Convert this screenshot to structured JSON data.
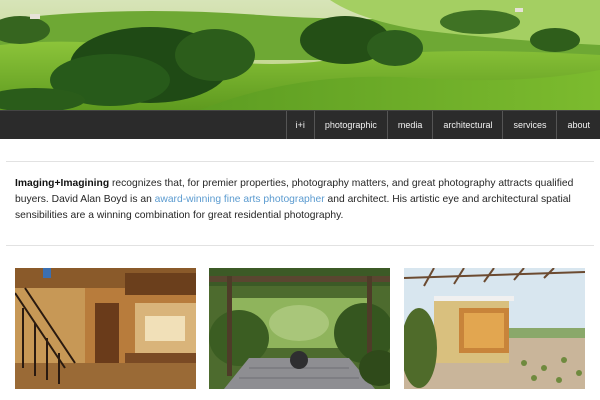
{
  "header": {
    "banner": "rolling-green-hills-photo",
    "nav": [
      {
        "label": "i+i"
      },
      {
        "label": "photographic"
      },
      {
        "label": "media"
      },
      {
        "label": "architectural"
      },
      {
        "label": "services"
      },
      {
        "label": "about"
      }
    ]
  },
  "intro": {
    "brand": "Imaging+Imagining",
    "text_1": " recognizes that, for premier properties, photography matters, and great photography attracts qualified buyers. David Alan Boyd is an ",
    "link_text": "award-winning fine arts photographer",
    "text_2": " and architect. His artistic eye and architectural spatial sensibilities are a winning combination for great residential photography."
  },
  "gallery": [
    {
      "subject": "interior-staircase-living-room"
    },
    {
      "subject": "garden-pergola-patio"
    },
    {
      "subject": "modern-house-with-trellis"
    }
  ],
  "colors": {
    "nav_background": "#2b2b2b",
    "nav_text": "#f2f2f2",
    "link": "#5b9bd0",
    "body_text": "#262626"
  }
}
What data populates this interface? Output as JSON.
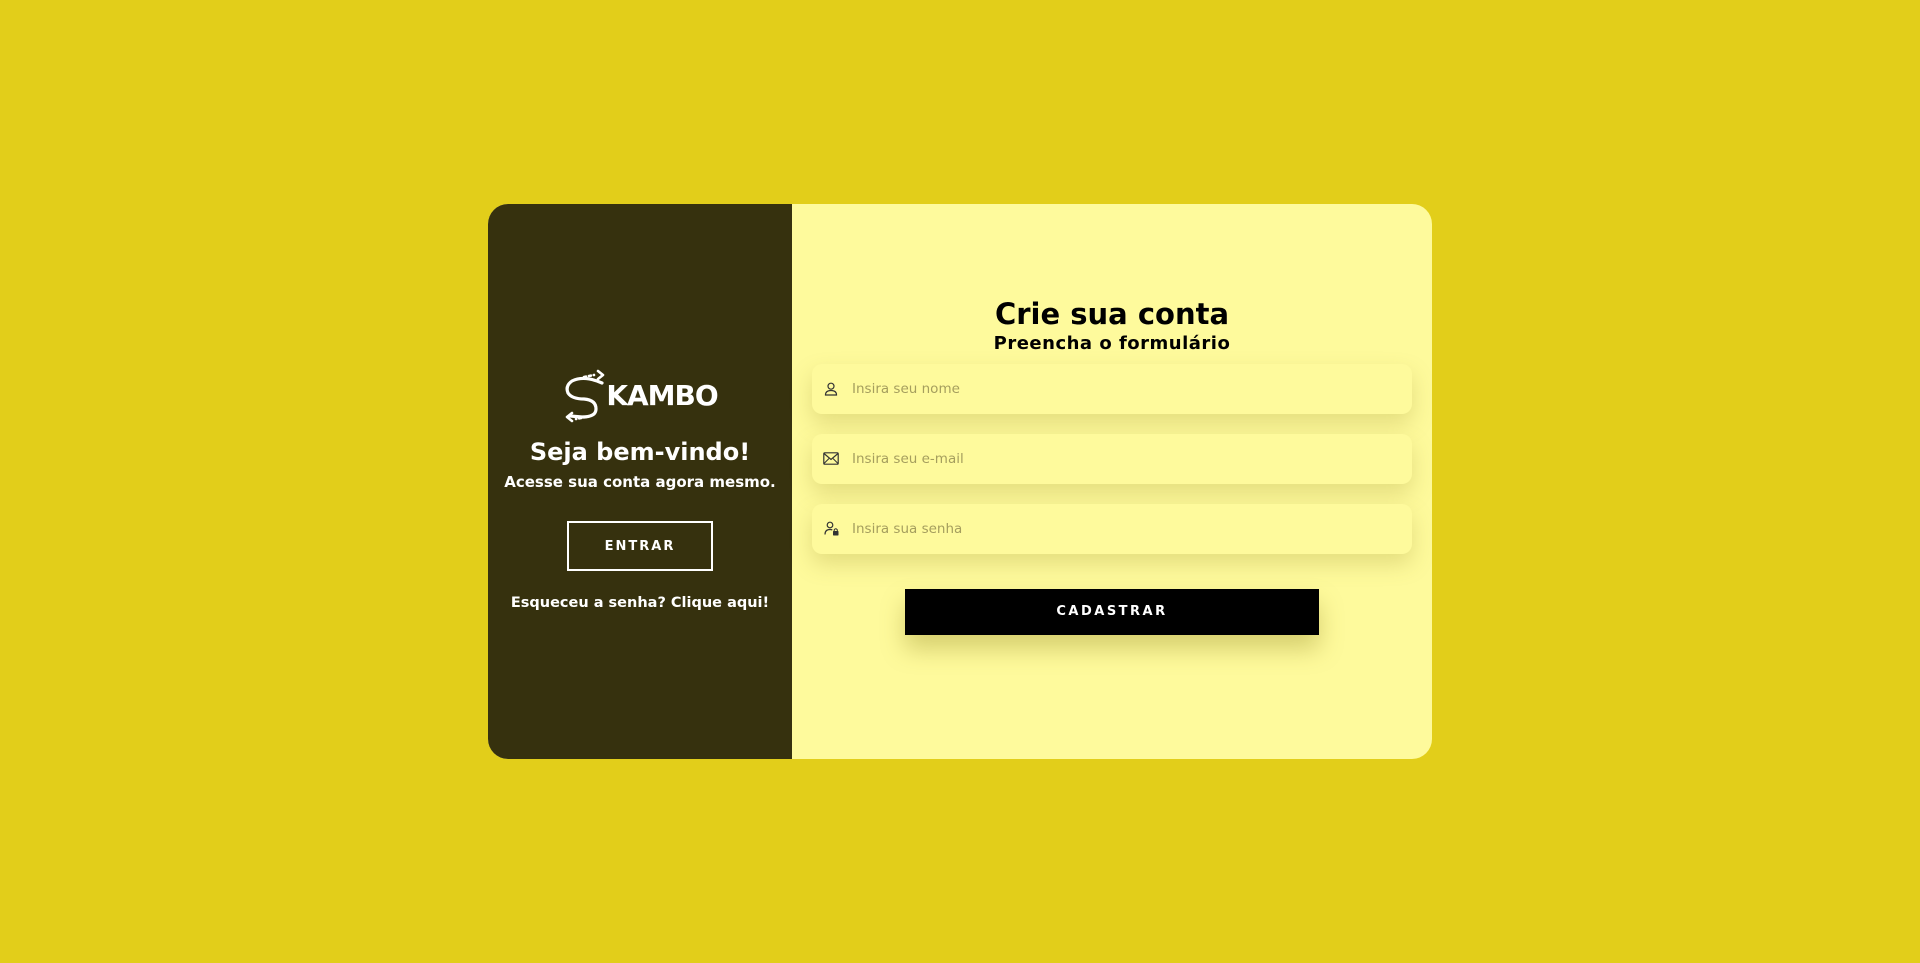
{
  "colors": {
    "page_background": "#e2ce1a",
    "left_panel": "#36310e",
    "right_panel": "#fefa9c",
    "button_dark": "#000000",
    "text_light": "#ffffff"
  },
  "brand": {
    "logo_text": "KAMBO",
    "logo_icon": "s-arrows-logo-icon"
  },
  "left_panel": {
    "heading": "Seja bem-vindo!",
    "subheading": "Acesse sua conta agora mesmo.",
    "login_button": "ENTRAR",
    "forgot_link": "Esqueceu a senha? Clique aqui!"
  },
  "form": {
    "title": "Crie sua conta",
    "subtitle": "Preencha o formulário",
    "fields": [
      {
        "icon": "user-icon",
        "placeholder": "Insira seu nome",
        "value": ""
      },
      {
        "icon": "envelope-icon",
        "placeholder": "Insira seu e-mail",
        "value": ""
      },
      {
        "icon": "user-lock-icon",
        "placeholder": "Insira sua senha",
        "value": ""
      }
    ],
    "submit_button": "CADASTRAR"
  }
}
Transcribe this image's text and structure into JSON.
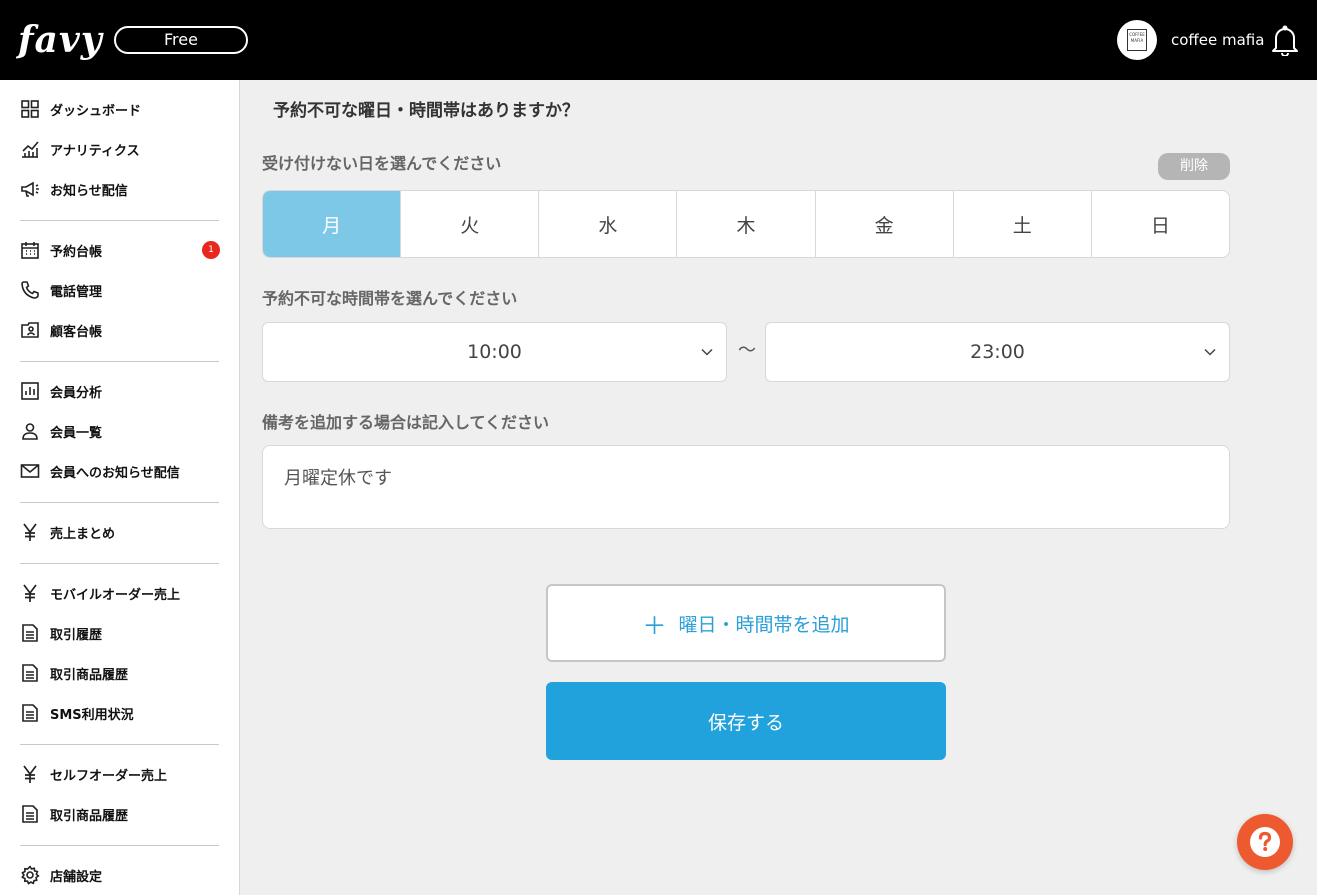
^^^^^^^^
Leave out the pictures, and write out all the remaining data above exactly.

Convert this screenshot to structured JSON data.
{
  "header": {
    "banner": "rolling-green-hills-photo",
    "nav": [
      {
        "label": "i+i"
      },
      {
        "label": "photographic"
      },
      {
        "label": "media"
      },
      {
        "label": "architectural"
      },
      {
        "label": "services"
      },
      {
        "label": "about"
      }
    ]
  },
  "intro": {
    "brand": "Imaging+Imagining",
    "text_1": " recognizes that, for premier properties, photography matters, and great photography attracts qualified buyers. David Alan Boyd is an ",
    "link_text": "award-winning fine arts photographer",
    "text_2": " and architect. His artistic eye and architectural spatial sensibilities are a winning combination for great residential photography."
  },
  "gallery": [
    {
      "subject": "interior-staircase-living-room"
    },
    {
      "subject": "garden-pergola-patio"
    },
    {
      "subject": "modern-house-with-trellis"
    }
  ],
  "colors": {
    "nav_background": "#2b2b2b",
    "nav_text": "#f2f2f2",
    "link": "#5b9bd0",
    "body_text": "#262626"
  }
}
What data populates this interface? Output as JSON.
{
  "colors": {
    "page_background": "#e2ce1a",
    "left_panel": "#36310e",
    "right_panel": "#fefa9c",
    "button_dark": "#000000",
    "text_light": "#ffffff"
  },
  "brand": {
    "logo_text": "KAMBO",
    "logo_icon": "s-arrows-logo-icon"
  },
  "left_panel": {
    "heading": "Seja bem-vindo!",
    "subheading": "Acesse sua conta agora mesmo.",
    "login_button": "ENTRAR",
    "forgot_link": "Esqueceu a senha? Clique aqui!"
  },
  "form": {
    "title": "Crie sua conta",
    "subtitle": "Preencha o formulário",
    "fields": [
      {
        "icon": "user-icon",
        "placeholder": "Insira seu nome",
        "value": ""
      },
      {
        "icon": "envelope-icon",
        "placeholder": "Insira seu e-mail",
        "value": ""
      },
      {
        "icon": "user-lock-icon",
        "placeholder": "Insira sua senha",
        "value": ""
      }
    ],
    "submit_button": "CADASTRAR"
  }
}
Transcribe this image's text and structure into JSON.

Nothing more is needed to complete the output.